by erin thursby
While we’ve mainly covered people in this issue that have made a difference in Jacksonville, we also want to highlight a relative newcomer who has big plans to improve our city.
That newcomer is Pastor Clinton Bush, who hopes to educate Jacksonville’s youth in the ways of financial literacy through City Kidz.
Money is still a topic that most families aren’t comfortable talking about. That means that a staggering amount of teens going out into the world have no idea what terms such as APR mean, how to balance a checkbook and what a liability is.
The National Jump$tart Coalition has been recording data on the financial literacy of teens and young adults since the late nineties. They had this to say about their latest data, collected in 2008:

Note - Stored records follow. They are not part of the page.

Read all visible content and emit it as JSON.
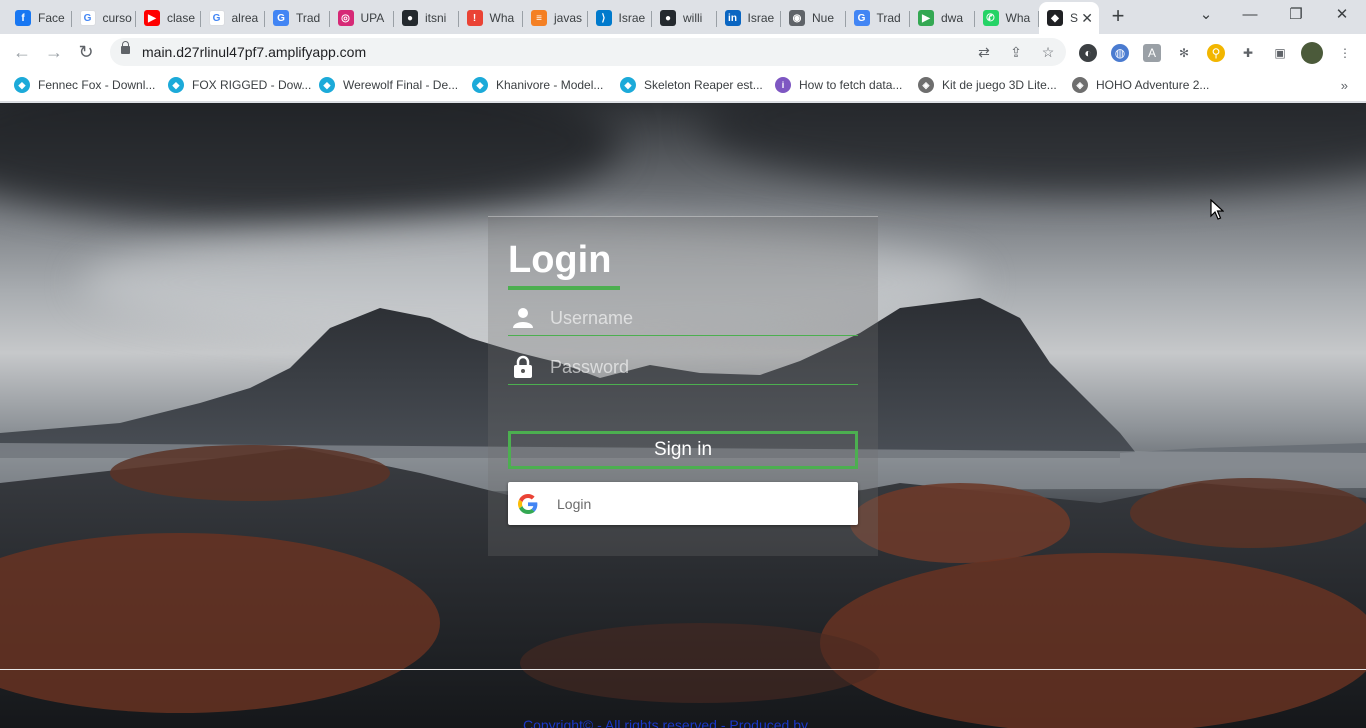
{
  "browser": {
    "tabs": [
      {
        "label": "Face",
        "icon": "facebook-icon",
        "color": "#1877f2",
        "glyph": "f"
      },
      {
        "label": "curso",
        "icon": "google-icon",
        "color": "#ffffff",
        "glyph": "G"
      },
      {
        "label": "clase",
        "icon": "youtube-icon",
        "color": "#ff0000",
        "glyph": "▶"
      },
      {
        "label": "alrea",
        "icon": "google-icon",
        "color": "#ffffff",
        "glyph": "G"
      },
      {
        "label": "Trad",
        "icon": "translate-icon",
        "color": "#4285f4",
        "glyph": "G"
      },
      {
        "label": "UPA",
        "icon": "instagram-icon",
        "color": "#d62976",
        "glyph": "◎"
      },
      {
        "label": "itsni",
        "icon": "github-icon",
        "color": "#24292e",
        "glyph": "●"
      },
      {
        "label": "Wha",
        "icon": "warning-icon",
        "color": "#ea4335",
        "glyph": "!"
      },
      {
        "label": "javas",
        "icon": "stackoverflow-icon",
        "color": "#f48024",
        "glyph": "≡"
      },
      {
        "label": "Israe",
        "icon": "vscode-icon",
        "color": "#007acc",
        "glyph": "⟩"
      },
      {
        "label": "willi",
        "icon": "github-icon",
        "color": "#24292e",
        "glyph": "●"
      },
      {
        "label": "Israe",
        "icon": "linkedin-icon",
        "color": "#0a66c2",
        "glyph": "in"
      },
      {
        "label": "Nue",
        "icon": "chrome-icon",
        "color": "#5f6368",
        "glyph": "◉"
      },
      {
        "label": "Trad",
        "icon": "translate-icon",
        "color": "#4285f4",
        "glyph": "G"
      },
      {
        "label": "dwa",
        "icon": "play-icon",
        "color": "#34a853",
        "glyph": "▶"
      },
      {
        "label": "Wha",
        "icon": "whatsapp-icon",
        "color": "#25d366",
        "glyph": "✆"
      },
      {
        "label": "S",
        "icon": "site-icon",
        "color": "#202124",
        "glyph": "◆",
        "active": true
      }
    ],
    "url": "main.d27rlinul47pf7.amplifyapp.com",
    "bookmarks": [
      {
        "label": "Fennec Fox - Downl...",
        "icon": "sketchfab-icon",
        "color": "#1caad9"
      },
      {
        "label": "FOX RIGGED - Dow...",
        "icon": "sketchfab-icon",
        "color": "#1caad9"
      },
      {
        "label": "Werewolf Final - De...",
        "icon": "sketchfab-icon",
        "color": "#1caad9"
      },
      {
        "label": "Khanivore - Model...",
        "icon": "sketchfab-icon",
        "color": "#1caad9"
      },
      {
        "label": "Skeleton Reaper est...",
        "icon": "sketchfab-icon",
        "color": "#1caad9"
      },
      {
        "label": "How to fetch data...",
        "icon": "info-icon",
        "color": "#7e57c2"
      },
      {
        "label": "Kit de juego 3D Lite...",
        "icon": "unity-icon",
        "color": "#6e6e6e"
      },
      {
        "label": "HOHO Adventure 2...",
        "icon": "unity-icon",
        "color": "#6e6e6e"
      }
    ]
  },
  "login": {
    "title": "Login",
    "username_placeholder": "Username",
    "password_placeholder": "Password",
    "signin_label": "Sign in",
    "google_label": "Login"
  },
  "footer": {
    "text": "Copyright© - All rights reserved - Produced by"
  },
  "colors": {
    "accent": "#4caf50",
    "footer_link": "#1a37c8"
  }
}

The financial literacy of high school students has fallen to its lowest level ever…A record 6,856 12th grade students completed the high school survey by February 2008, achieving an average score of 48.3 percent, the lowest ever recorded. While the founders of the Jump$tart Coalition had hoped that the average score of 58.3 percent achieved in the baseline survey of 1997-98 would increase to a “passing” score of at least 60 percent in 10 years, just the opposite occurred. Instead of increasing, scores fell by 10 percentage points in 10 years, revealing a situation that was becoming more and more dire.
The basics of the City Kidz program, says Bush, is that they work with young people and ” teach them how to read financial statements…How to effectively use credit cards. How to write checks. Particularly in this economy people are getting hammered…because they don’t have the wisdom or knowledge to really make their finances work for them.”
High school students in the program looking to rack up community service hours can spend sometime behind the City Kidz Ice Cream counter, learning the in and outs of retail as they serve their community. Besides fulfilling college entry and high school requirement, this community service is an excellent resume builder that can help an adolescent get that first job in a down economy.
Some of the proceeds from City Kidz Ice Cream Cafe go back towards the financial literacy program. It would be disingenuous to extol the virtues of staying in the red while not working to make profit. So although City Kidz does have programs that help the community, it is a for-profit venture.
Bush is a capitalist with a Christian heart. Pastor Bush practices what he calls “marketplace ministry,” which means that he sees his business as an opportunity to minister outside the church, both through example and whenever he’s asked.
He also believes that helping his community helps his business because it is part of that community. When the community in Springfield succeeds, so too does City Kidz, so he has a vested interest in improving the community in any way he can.
They even have a board game for kids designed by rags to riches author Robert Toru Kiyosaki, who wrote Rich Dad, Poor Dad.
He also provides a book called Everything You Need to Know About Credit But Were too Ashamed to Ask, which has information on the credit system and various forms and letters people will need to navigate the credit system.
Once students have been through the initial program, they move their students on to entrepreneurship.
“We teach them the importance of passive income, that’s becoming a business owner.”
Bush envisions a future when all the empty storefronts across the street in Springfield are filled with businesses owned by entrepreneurs from his program.
Helping the community and making a profit aren’t at cross-purposes. The City Kidz model and Pastor Clinton Bush remind us that capitalism isn’t the opposite of good-will.
by erin thursby